Where are the affordable homes? Scranton tops the list
Zillow looked at home values and median household incomes to come up with the 10 most affordable markets in the country.
- The top 10 markets were all in the eastern U.S., with cities in Ohio and Pennsylvania dominating the list.
- These areas could get a second look from remote workers if affordability remains challenging.
With higher interest rates and high prices making homes unaffordable for many would-be homeowners, buyers trying to make the numbers work might want to look at Ohio and Pennsylvania.
Cities in those two states dominated Zillow's list of most affordable places to buy a home in the current real estate market. The company looked at data from 100 major U.S. markets and ranked areas based on the percentage of income needed to pay the typical monthly mortgage payment. Housing costs above 30% of the household income represent a “housing cost burden.” Monthly payments on a typical U.S. home, including taxes and insurance, now consume about 38% of a household’s income, according to Zillow.
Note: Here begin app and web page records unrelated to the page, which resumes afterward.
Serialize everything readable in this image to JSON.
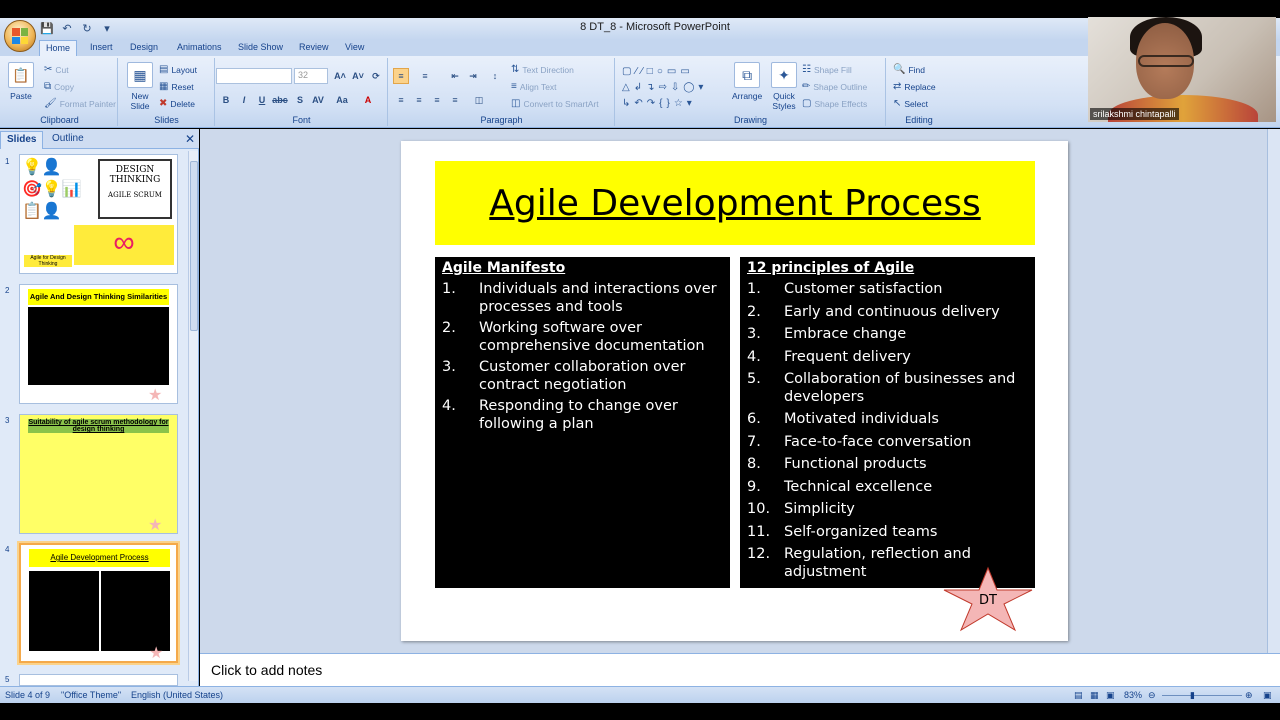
{
  "window": {
    "title": "8 DT_8 - Microsoft PowerPoint"
  },
  "tabs": [
    "Home",
    "Insert",
    "Design",
    "Animations",
    "Slide Show",
    "Review",
    "View"
  ],
  "ribbon": {
    "clipboard": {
      "paste": "Paste",
      "cut": "Cut",
      "copy": "Copy",
      "format_painter": "Format Painter",
      "label": "Clipboard"
    },
    "slides": {
      "new_slide": "New Slide",
      "layout": "Layout",
      "reset": "Reset",
      "delete": "Delete",
      "label": "Slides"
    },
    "font": {
      "size": "32",
      "label": "Font"
    },
    "paragraph": {
      "text_direction": "Text Direction",
      "align_text": "Align Text",
      "convert_smartart": "Convert to SmartArt",
      "label": "Paragraph"
    },
    "drawing": {
      "arrange": "Arrange",
      "quick_styles": "Quick Styles",
      "shape_fill": "Shape Fill",
      "shape_outline": "Shape Outline",
      "shape_effects": "Shape Effects",
      "label": "Drawing"
    },
    "editing": {
      "find": "Find",
      "replace": "Replace",
      "select": "Select",
      "label": "Editing"
    }
  },
  "left_pane": {
    "tabs": [
      "Slides",
      "Outline"
    ],
    "thumbnails": [
      {
        "num": "1",
        "title": "DESIGN THINKING",
        "subtitle": "AGILE SCRUM",
        "caption": "Agile for Design Thinking"
      },
      {
        "num": "2",
        "title": "Agile And Design Thinking Similarities"
      },
      {
        "num": "3",
        "title": "Suitability of agile scrum methodology for design thinking"
      },
      {
        "num": "4",
        "title": "Agile Development Process"
      },
      {
        "num": "5"
      }
    ]
  },
  "slide": {
    "title": "Agile Development Process",
    "left": {
      "heading": "Agile Manifesto",
      "items": [
        {
          "n": "1.",
          "text": "Individuals and interactions over processes and tools"
        },
        {
          "n": "2.",
          "text": "Working software over comprehensive documentation"
        },
        {
          "n": "3.",
          "text": "Customer collaboration over contract negotiation"
        },
        {
          "n": "4.",
          "text": "Responding to change over following a plan"
        }
      ]
    },
    "right": {
      "heading": "12 principles of Agile",
      "items": [
        {
          "n": "1.",
          "text": "Customer satisfaction"
        },
        {
          "n": "2.",
          "text": "Early and continuous delivery"
        },
        {
          "n": "3.",
          "text": "Embrace change"
        },
        {
          "n": "4.",
          "text": "Frequent delivery"
        },
        {
          "n": "5.",
          "text": "Collaboration of businesses and developers"
        },
        {
          "n": "6.",
          "text": "Motivated individuals"
        },
        {
          "n": "7.",
          "text": "Face-to-face conversation"
        },
        {
          "n": "8.",
          "text": "Functional products"
        },
        {
          "n": "9.",
          "text": "Technical excellence"
        },
        {
          "n": "10.",
          "text": "Simplicity"
        },
        {
          "n": "11.",
          "text": "Self-organized teams"
        },
        {
          "n": "12.",
          "text": "Regulation, reflection and adjustment"
        }
      ]
    },
    "star_label": "DT"
  },
  "notes": {
    "placeholder": "Click to add notes"
  },
  "status": {
    "slide": "Slide 4 of 9",
    "theme": "\"Office Theme\"",
    "language": "English (United States)",
    "zoom": "83%"
  },
  "webcam": {
    "name": "srilakshmi chintapalli"
  },
  "colors": {
    "title_bg": "#ffff00",
    "panel_bg": "#000000",
    "star": "#f4b6b6",
    "selection": "#f4a94a"
  }
}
For buyers seeking a relatively affordable option, these are the top 10 markets to consider:
Scranton, Pennsylvania (monthly mortgage payment requires 22% of median household income)
Youngstown, Ohio (23%)
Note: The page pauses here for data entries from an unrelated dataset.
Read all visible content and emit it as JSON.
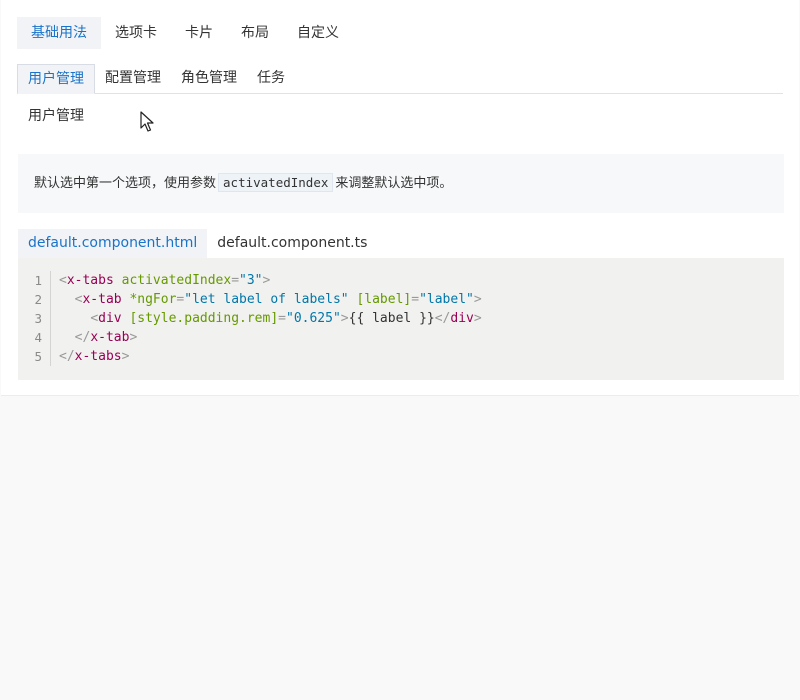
{
  "top_tabs": [
    {
      "label": "基础用法",
      "active": true
    },
    {
      "label": "选项卡",
      "active": false
    },
    {
      "label": "卡片",
      "active": false
    },
    {
      "label": "布局",
      "active": false
    },
    {
      "label": "自定义",
      "active": false
    }
  ],
  "demo": {
    "tabs": [
      {
        "label": "用户管理",
        "active": true
      },
      {
        "label": "配置管理",
        "active": false
      },
      {
        "label": "角色管理",
        "active": false
      },
      {
        "label": "任务",
        "active": false
      }
    ],
    "content": "用户管理"
  },
  "description": {
    "before": "默认选中第一个选项，使用参数",
    "code": "activatedIndex",
    "after": "来调整默认选中项。"
  },
  "file_tabs": [
    {
      "label": "default.component.html",
      "active": true
    },
    {
      "label": "default.component.ts",
      "active": false
    }
  ],
  "code": {
    "line_numbers": [
      "1",
      "2",
      "3",
      "4",
      "5"
    ],
    "l1": {
      "open": "<",
      "tag": "x-tabs",
      "attr": "activatedIndex",
      "eq": "=",
      "val": "\"3\"",
      "close": ">"
    },
    "l2": {
      "indent": "  ",
      "open": "<",
      "tag": "x-tab",
      "attr1": "*ngFor",
      "eq1": "=",
      "val1": "\"let label of labels\"",
      "attr2": "[label]",
      "eq2": "=",
      "val2": "\"label\"",
      "close": ">"
    },
    "l3": {
      "indent": "    ",
      "open": "<",
      "tag": "div",
      "attr": "[style.padding.rem]",
      "eq": "=",
      "val": "\"0.625\"",
      "close": ">",
      "text": "{{ label }}",
      "end_open": "</",
      "end_tag": "div",
      "end_close": ">"
    },
    "l4": {
      "indent": "  ",
      "open": "</",
      "tag": "x-tab",
      "close": ">"
    },
    "l5": {
      "open": "</",
      "tag": "x-tabs",
      "close": ">"
    }
  },
  "colors": {
    "accent": "#1a73c8",
    "tag": "#990055",
    "attr": "#669900",
    "string": "#0077aa"
  }
}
Toledo, Ohio (24%)
Akron, Ohio (24%)
Jackson, Mississippi (24%)
Pittsburgh, Pennsylvania (25%)
Harrisburg, Pennsylvania (26%)
Little Rock, Arkansas (27%)
Indianapolis, Indiana (27%)
St. Louis, Missouri (27%)
Scranton topped the list by having a typical home value of just over $181,000 and monthly payments of around $1,232.
Generally speaking, the areas on this list are those with the lowest priced homes, not higher income levels. Home prices are lower in these markets due to a combination of weaker demand (flat or falling population numbers) and an abundant supply of homes, said Zillow Senior Economist Jeff Tucker in an email.
Of the areas that made the list, Tucker said Little Rock and Indianapolis are examples that buck the trend by having strong population growth yet still-affordable homes. Those two areas could continue to see some price growth in this current market, while the others may remain “somewhat subdued” because of higher interest rates hurting affordability.
Could these areas successfully promote themselves as ideal destinations for remote workers looking for more affordable options? Tucker said it’s possible, but they still have other factors working against them.
“Winter weather is a major downside for most of them — recent migration trends have shown an overwhelming tendency for Americans to move toward the Sun Belt in search of warmer weather and particularly milder, sunnier winters,” Tucker said. “Still, we are only just beginning to see the effects of remote work on people’s housing choices, and it could be that the run-up in housing prices in the Sun Belt begins to cause remote workers to reconsider snowier regions like the Midwest.”
Those areas with home values under $200,000 could get a second look because affordability is expected to be an issue for quite some time, according to an analysis done by Zillow Senior Economist Nicole Bachaud.
“The outlook on inventory suggests that the market will be tight for years to come as demand for housing stays strong,” Bachaud said in the report. “While prices are falling modestly now as the market rebalances, long-term prices are still going to appreciate, and with high mortgage rates looking to stick around, future affordability is threatened.”
The least affordable housing markets, according to Zillow’s data, are on the West Coast in notoriously pricey metros. San Francisco topped the list, with a typical home requiring 83% of that area’s median household income. Los Angeles was next at 73%, followed by Honolulu at 65%. In 12 of the largest 100 markets, a mortgage payment takes more than half of a household’s median income.
Write to Dave Gallagher.